I usually end up with a wide variety of tools, inks and options so the only way I know how to keep them straight is to write the tool name using that tool. That way I San see what it looks like and remind myself once I start designing what it will look like before I use it. Sounds simple and yet it can take a while to get all the testing done. Most of these have to dry for 24 hours, then be heat set, so it takes time and patience to let things dry before getting too exited to start. I tested stamps and inks pads, wooden stamps I made and other items as well.
I think the waiting can be the hard part when an exciting project is about to begin. Be it the drying time or the organizational politics of getting decisions made, either way the waiting and testing can be awful. The prep work is done, the idea is firm on your brain and you have time, energy, and the tools to get started. And instead of diving right in you simply hurry up and wait. Everyone or everything is not ready so you have to be patient while all the planets align. Beside being patient you have to not get so frustrated that once you can forge ahead you are over it and want to move on to something else. It is difficult to be excited and wait at the same time and not lose your enthusiasm.

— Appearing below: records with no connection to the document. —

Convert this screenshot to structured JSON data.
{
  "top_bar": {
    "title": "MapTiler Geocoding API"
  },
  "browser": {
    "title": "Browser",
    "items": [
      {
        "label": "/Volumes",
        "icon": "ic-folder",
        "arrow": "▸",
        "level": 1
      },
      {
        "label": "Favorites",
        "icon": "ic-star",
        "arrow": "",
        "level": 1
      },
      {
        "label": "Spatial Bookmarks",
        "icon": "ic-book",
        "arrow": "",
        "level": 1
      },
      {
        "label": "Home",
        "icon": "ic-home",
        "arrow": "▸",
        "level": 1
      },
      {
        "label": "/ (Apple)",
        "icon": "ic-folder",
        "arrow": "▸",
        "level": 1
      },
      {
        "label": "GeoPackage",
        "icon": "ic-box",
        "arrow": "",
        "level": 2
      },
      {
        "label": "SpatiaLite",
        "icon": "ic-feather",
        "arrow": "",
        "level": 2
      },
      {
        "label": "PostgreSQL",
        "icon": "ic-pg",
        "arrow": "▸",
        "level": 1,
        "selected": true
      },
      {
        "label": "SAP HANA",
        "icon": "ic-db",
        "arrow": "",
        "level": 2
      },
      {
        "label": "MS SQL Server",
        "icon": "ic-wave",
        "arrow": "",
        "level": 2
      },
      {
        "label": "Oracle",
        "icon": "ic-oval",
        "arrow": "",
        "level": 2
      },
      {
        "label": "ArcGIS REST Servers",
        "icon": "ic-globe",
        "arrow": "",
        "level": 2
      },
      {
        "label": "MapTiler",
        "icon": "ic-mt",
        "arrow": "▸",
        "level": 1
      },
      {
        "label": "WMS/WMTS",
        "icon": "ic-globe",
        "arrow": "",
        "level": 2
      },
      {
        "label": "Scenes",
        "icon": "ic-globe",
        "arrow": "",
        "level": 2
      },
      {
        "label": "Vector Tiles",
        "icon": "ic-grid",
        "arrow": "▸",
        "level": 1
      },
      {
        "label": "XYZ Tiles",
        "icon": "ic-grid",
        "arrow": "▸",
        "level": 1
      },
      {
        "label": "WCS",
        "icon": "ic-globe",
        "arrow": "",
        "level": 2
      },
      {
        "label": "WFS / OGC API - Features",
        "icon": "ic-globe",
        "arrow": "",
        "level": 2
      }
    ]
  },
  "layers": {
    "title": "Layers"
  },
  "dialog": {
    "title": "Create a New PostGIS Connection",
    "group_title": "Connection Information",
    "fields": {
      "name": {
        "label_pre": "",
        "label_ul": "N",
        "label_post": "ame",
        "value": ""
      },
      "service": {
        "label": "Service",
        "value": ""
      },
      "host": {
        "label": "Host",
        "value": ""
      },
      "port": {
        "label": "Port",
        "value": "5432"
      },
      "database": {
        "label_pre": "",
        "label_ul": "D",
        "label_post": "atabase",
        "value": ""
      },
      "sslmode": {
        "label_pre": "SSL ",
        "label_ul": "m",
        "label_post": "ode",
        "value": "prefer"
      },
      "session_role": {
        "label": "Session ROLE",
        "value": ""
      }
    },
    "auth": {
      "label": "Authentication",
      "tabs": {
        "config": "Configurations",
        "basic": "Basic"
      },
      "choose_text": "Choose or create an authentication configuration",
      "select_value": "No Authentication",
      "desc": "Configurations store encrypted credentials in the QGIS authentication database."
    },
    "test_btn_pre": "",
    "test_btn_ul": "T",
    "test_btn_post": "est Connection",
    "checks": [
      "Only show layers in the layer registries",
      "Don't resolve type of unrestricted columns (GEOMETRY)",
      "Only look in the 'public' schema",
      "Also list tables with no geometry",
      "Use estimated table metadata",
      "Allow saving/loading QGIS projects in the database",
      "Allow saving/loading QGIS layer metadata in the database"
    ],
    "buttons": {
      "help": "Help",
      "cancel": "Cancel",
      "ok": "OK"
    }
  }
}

What do I do in this situation? I find something equally exciting to move to while waiting, work on this project or finish it, then get back to the big goal in time. It might seem a bit schizophrenic and yet having multiple things to work on keeps the energy going, the excitement high, and the creative juices flowing. It also helps me feel productive during what could have been a boring down time.
I’ve learned the hard way what not testing and waiting can ruin. So I test, I wait, I set and I evaluate. All that takes time and anything worth doing will take time. So heed my reminder to test, wait, then let your energy go! If it is worth doing it is worth doing right.